Work instruction: Restate, word for word, each record that follows.

Dataset extract:
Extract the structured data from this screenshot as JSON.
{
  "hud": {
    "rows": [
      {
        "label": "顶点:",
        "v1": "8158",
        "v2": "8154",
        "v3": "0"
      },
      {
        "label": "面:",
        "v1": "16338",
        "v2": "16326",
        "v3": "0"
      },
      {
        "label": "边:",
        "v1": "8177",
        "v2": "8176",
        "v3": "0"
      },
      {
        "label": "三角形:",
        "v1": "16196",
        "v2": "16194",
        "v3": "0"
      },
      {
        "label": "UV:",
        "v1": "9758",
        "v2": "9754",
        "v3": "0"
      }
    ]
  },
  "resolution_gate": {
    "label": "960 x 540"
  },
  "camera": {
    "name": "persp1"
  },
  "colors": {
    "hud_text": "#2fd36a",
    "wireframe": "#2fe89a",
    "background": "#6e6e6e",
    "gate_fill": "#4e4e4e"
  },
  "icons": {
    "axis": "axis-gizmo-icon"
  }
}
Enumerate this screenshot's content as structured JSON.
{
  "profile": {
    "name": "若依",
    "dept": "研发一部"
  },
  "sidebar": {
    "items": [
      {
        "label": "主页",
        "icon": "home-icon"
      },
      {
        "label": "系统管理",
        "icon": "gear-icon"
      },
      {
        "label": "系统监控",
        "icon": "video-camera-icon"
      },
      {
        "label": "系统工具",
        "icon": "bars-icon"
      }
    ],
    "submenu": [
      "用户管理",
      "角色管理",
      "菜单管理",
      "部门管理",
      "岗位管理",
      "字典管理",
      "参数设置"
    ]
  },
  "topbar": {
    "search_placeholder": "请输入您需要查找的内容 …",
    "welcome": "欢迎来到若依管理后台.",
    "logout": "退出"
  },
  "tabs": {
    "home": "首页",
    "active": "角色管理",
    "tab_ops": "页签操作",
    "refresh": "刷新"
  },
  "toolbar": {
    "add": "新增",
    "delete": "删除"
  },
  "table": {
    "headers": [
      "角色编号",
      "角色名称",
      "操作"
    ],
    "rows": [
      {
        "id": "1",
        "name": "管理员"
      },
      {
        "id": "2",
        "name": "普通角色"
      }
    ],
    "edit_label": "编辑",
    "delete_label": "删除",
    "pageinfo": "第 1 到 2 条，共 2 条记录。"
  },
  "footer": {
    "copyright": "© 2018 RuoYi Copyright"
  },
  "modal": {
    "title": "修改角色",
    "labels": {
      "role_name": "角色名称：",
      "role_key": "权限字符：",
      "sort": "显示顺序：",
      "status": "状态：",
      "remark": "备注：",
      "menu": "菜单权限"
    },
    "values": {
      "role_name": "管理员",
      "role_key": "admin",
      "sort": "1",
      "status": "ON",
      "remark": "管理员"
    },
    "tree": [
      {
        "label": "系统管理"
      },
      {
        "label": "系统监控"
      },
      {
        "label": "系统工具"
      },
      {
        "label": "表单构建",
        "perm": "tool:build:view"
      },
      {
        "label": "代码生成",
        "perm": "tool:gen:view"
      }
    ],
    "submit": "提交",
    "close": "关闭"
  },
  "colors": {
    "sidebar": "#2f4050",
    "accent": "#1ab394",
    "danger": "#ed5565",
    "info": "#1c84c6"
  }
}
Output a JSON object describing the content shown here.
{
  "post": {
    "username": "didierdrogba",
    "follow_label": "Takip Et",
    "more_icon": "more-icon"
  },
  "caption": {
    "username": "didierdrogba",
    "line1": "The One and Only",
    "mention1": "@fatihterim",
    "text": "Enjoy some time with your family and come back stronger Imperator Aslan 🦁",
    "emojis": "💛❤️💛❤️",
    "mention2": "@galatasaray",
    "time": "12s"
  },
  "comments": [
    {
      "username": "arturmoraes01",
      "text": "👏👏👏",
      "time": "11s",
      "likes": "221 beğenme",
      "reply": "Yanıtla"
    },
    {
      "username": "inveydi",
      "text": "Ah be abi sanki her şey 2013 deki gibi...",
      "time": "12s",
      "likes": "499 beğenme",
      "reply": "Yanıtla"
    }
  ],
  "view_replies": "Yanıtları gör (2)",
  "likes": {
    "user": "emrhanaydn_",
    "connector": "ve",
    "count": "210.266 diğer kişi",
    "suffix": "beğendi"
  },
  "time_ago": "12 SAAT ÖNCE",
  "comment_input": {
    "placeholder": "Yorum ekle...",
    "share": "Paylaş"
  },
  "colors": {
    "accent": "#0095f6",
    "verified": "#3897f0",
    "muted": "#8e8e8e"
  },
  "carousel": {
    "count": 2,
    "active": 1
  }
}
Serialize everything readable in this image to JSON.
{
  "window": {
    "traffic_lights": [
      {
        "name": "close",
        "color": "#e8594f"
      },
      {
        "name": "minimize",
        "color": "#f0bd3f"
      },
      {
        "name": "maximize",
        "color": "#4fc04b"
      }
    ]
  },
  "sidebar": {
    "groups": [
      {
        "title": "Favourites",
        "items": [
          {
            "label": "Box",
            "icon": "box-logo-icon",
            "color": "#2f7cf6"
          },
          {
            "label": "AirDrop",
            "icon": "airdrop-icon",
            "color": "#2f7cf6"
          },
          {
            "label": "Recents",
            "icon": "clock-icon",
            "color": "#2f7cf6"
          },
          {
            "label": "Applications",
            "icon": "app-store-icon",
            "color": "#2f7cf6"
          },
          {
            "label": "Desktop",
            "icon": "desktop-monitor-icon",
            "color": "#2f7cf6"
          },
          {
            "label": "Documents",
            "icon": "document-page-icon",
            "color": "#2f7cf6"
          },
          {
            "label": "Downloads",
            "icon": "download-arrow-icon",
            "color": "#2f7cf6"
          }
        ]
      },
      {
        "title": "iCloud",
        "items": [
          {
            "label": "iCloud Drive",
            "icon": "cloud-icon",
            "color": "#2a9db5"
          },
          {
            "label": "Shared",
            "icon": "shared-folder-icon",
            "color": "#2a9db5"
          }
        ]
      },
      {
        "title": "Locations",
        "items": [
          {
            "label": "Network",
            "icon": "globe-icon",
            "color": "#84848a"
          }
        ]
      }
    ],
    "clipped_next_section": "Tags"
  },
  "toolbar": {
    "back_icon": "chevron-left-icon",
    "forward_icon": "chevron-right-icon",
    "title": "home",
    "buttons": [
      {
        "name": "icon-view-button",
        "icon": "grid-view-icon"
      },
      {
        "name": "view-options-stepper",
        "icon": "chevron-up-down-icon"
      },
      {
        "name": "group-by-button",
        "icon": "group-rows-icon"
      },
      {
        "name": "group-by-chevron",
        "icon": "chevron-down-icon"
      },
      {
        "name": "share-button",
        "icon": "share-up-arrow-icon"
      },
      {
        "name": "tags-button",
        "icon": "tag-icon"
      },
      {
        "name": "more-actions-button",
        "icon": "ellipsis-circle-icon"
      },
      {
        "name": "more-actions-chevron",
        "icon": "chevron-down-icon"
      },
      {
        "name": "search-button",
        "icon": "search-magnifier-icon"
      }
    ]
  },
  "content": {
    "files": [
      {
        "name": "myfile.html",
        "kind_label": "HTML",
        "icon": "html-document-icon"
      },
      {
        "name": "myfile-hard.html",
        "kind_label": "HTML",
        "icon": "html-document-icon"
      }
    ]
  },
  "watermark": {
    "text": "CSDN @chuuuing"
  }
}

Answer box:
Extract the structured data from this screenshot as JSON.
{
  "hud": {
    "rows": [
      {
        "label": "顶点:",
        "v1": "8158",
        "v2": "8154",
        "v3": "0"
      },
      {
        "label": "面:",
        "v1": "16338",
        "v2": "16326",
        "v3": "0"
      },
      {
        "label": "边:",
        "v1": "8177",
        "v2": "8176",
        "v3": "0"
      },
      {
        "label": "三角形:",
        "v1": "16196",
        "v2": "16194",
        "v3": "0"
      },
      {
        "label": "UV:",
        "v1": "9758",
        "v2": "9754",
        "v3": "0"
      }
    ]
  },
  "resolution_gate": {
    "label": "960 x 540"
  },
  "camera": {
    "name": "persp1"
  },
  "colors": {
    "hud_text": "#2fd36a",
    "wireframe": "#2fe89a",
    "background": "#6e6e6e",
    "gate_fill": "#4e4e4e"
  },
  "icons": {
    "axis": "axis-gizmo-icon"
  }
}
Enumerate this screenshot's content as structured JSON.
{
  "profile": {
    "name": "若依",
    "dept": "研发一部"
  },
  "sidebar": {
    "items": [
      {
        "label": "主页",
        "icon": "home-icon"
      },
      {
        "label": "系统管理",
        "icon": "gear-icon"
      },
      {
        "label": "系统监控",
        "icon": "video-camera-icon"
      },
      {
        "label": "系统工具",
        "icon": "bars-icon"
      }
    ],
    "submenu": [
      "用户管理",
      "角色管理",
      "菜单管理",
      "部门管理",
      "岗位管理",
      "字典管理",
      "参数设置"
    ]
  },
  "topbar": {
    "search_placeholder": "请输入您需要查找的内容 …",
    "welcome": "欢迎来到若依管理后台.",
    "logout": "退出"
  },
  "tabs": {
    "home": "首页",
    "active": "角色管理",
    "tab_ops": "页签操作",
    "refresh": "刷新"
  },
  "toolbar": {
    "add": "新增",
    "delete": "删除"
  },
  "table": {
    "headers": [
      "角色编号",
      "角色名称",
      "操作"
    ],
    "rows": [
      {
        "id": "1",
        "name": "管理员"
      },
      {
        "id": "2",
        "name": "普通角色"
      }
    ],
    "edit_label": "编辑",
    "delete_label": "删除",
    "pageinfo": "第 1 到 2 条，共 2 条记录。"
  },
  "footer": {
    "copyright": "© 2018 RuoYi Copyright"
  },
  "modal": {
    "title": "修改角色",
    "labels": {
      "role_name": "角色名称：",
      "role_key": "权限字符：",
      "sort": "显示顺序：",
      "status": "状态：",
      "remark": "备注：",
      "menu": "菜单权限"
    },
    "values": {
      "role_name": "管理员",
      "role_key": "admin",
      "sort": "1",
      "status": "ON",
      "remark": "管理员"
    },
    "tree": [
      {
        "label": "系统管理"
      },
      {
        "label": "系统监控"
      },
      {
        "label": "系统工具"
      },
      {
        "label": "表单构建",
        "perm": "tool:build:view"
      },
      {
        "label": "代码生成",
        "perm": "tool:gen:view"
      }
    ],
    "submit": "提交",
    "close": "关闭"
  },
  "colors": {
    "sidebar": "#2f4050",
    "accent": "#1ab394",
    "danger": "#ed5565",
    "info": "#1c84c6"
  }
}
Output a JSON object describing the content shown here.
{
  "post": {
    "username": "didierdrogba",
    "follow_label": "Takip Et",
    "more_icon": "more-icon"
  },
  "caption": {
    "username": "didierdrogba",
    "line1": "The One and Only",
    "mention1": "@fatihterim",
    "text": "Enjoy some time with your family and come back stronger Imperator Aslan 🦁",
    "emojis": "💛❤️💛❤️",
    "mention2": "@galatasaray",
    "time": "12s"
  },
  "comments": [
    {
      "username": "arturmoraes01",
      "text": "👏👏👏",
      "time": "11s",
      "likes": "221 beğenme",
      "reply": "Yanıtla"
    },
    {
      "username": "inveydi",
      "text": "Ah be abi sanki her şey 2013 deki gibi...",
      "time": "12s",
      "likes": "499 beğenme",
      "reply": "Yanıtla"
    }
  ],
  "view_replies": "Yanıtları gör (2)",
  "likes": {
    "user": "emrhanaydn_",
    "connector": "ve",
    "count": "210.266 diğer kişi",
    "suffix": "beğendi"
  },
  "time_ago": "12 SAAT ÖNCE",
  "comment_input": {
    "placeholder": "Yorum ekle...",
    "share": "Paylaş"
  },
  "colors": {
    "accent": "#0095f6",
    "verified": "#3897f0",
    "muted": "#8e8e8e"
  },
  "carousel": {
    "count": 2,
    "active": 1
  }
}
Serialize everything readable in this image to JSON.
{
  "window": {
    "traffic_lights": [
      {
        "name": "close",
        "color": "#e8594f"
      },
      {
        "name": "minimize",
        "color": "#f0bd3f"
      },
      {
        "name": "maximize",
        "color": "#4fc04b"
      }
    ]
  },
  "sidebar": {
    "groups": [
      {
        "title": "Favourites",
        "items": [
          {
            "label": "Box",
            "icon": "box-logo-icon",
            "color": "#2f7cf6"
          },
          {
            "label": "AirDrop",
            "icon": "airdrop-icon",
            "color": "#2f7cf6"
          },
          {
            "label": "Recents",
            "icon": "clock-icon",
            "color": "#2f7cf6"
          },
          {
            "label": "Applications",
            "icon": "app-store-icon",
            "color": "#2f7cf6"
          },
          {
            "label": "Desktop",
            "icon": "desktop-monitor-icon",
            "color": "#2f7cf6"
          },
          {
            "label": "Documents",
            "icon": "document-page-icon",
            "color": "#2f7cf6"
          },
          {
            "label": "Downloads",
            "icon": "download-arrow-icon",
            "color": "#2f7cf6"
          }
        ]
      },
      {
        "title": "iCloud",
        "items": [
          {
            "label": "iCloud Drive",
            "icon": "cloud-icon",
            "color": "#2a9db5"
          },
          {
            "label": "Shared",
            "icon": "shared-folder-icon",
            "color": "#2a9db5"
          }
        ]
      },
      {
        "title": "Locations",
        "items": [
          {
            "label": "Network",
            "icon": "globe-icon",
            "color": "#84848a"
          }
        ]
      }
    ],
    "clipped_next_section": "Tags"
  },
  "toolbar": {
    "back_icon": "chevron-left-icon",
    "forward_icon": "chevron-right-icon",
    "title": "home",
    "buttons": [
      {
        "name": "icon-view-button",
        "icon": "grid-view-icon"
      },
      {
        "name": "view-options-stepper",
        "icon": "chevron-up-down-icon"
      },
      {
        "name": "group-by-button",
        "icon": "group-rows-icon"
      },
      {
        "name": "group-by-chevron",
        "icon": "chevron-down-icon"
      },
      {
        "name": "share-button",
        "icon": "share-up-arrow-icon"
      },
      {
        "name": "tags-button",
        "icon": "tag-icon"
      },
      {
        "name": "more-actions-button",
        "icon": "ellipsis-circle-icon"
      },
      {
        "name": "more-actions-chevron",
        "icon": "chevron-down-icon"
      },
      {
        "name": "search-button",
        "icon": "search-magnifier-icon"
      }
    ]
  },
  "content": {
    "files": [
      {
        "name": "myfile.html",
        "kind_label": "HTML",
        "icon": "html-document-icon"
      },
      {
        "name": "myfile-hard.html",
        "kind_label": "HTML",
        "icon": "html-document-icon"
      }
    ]
  },
  "watermark": {
    "text": "CSDN @chuuuing"
  }
}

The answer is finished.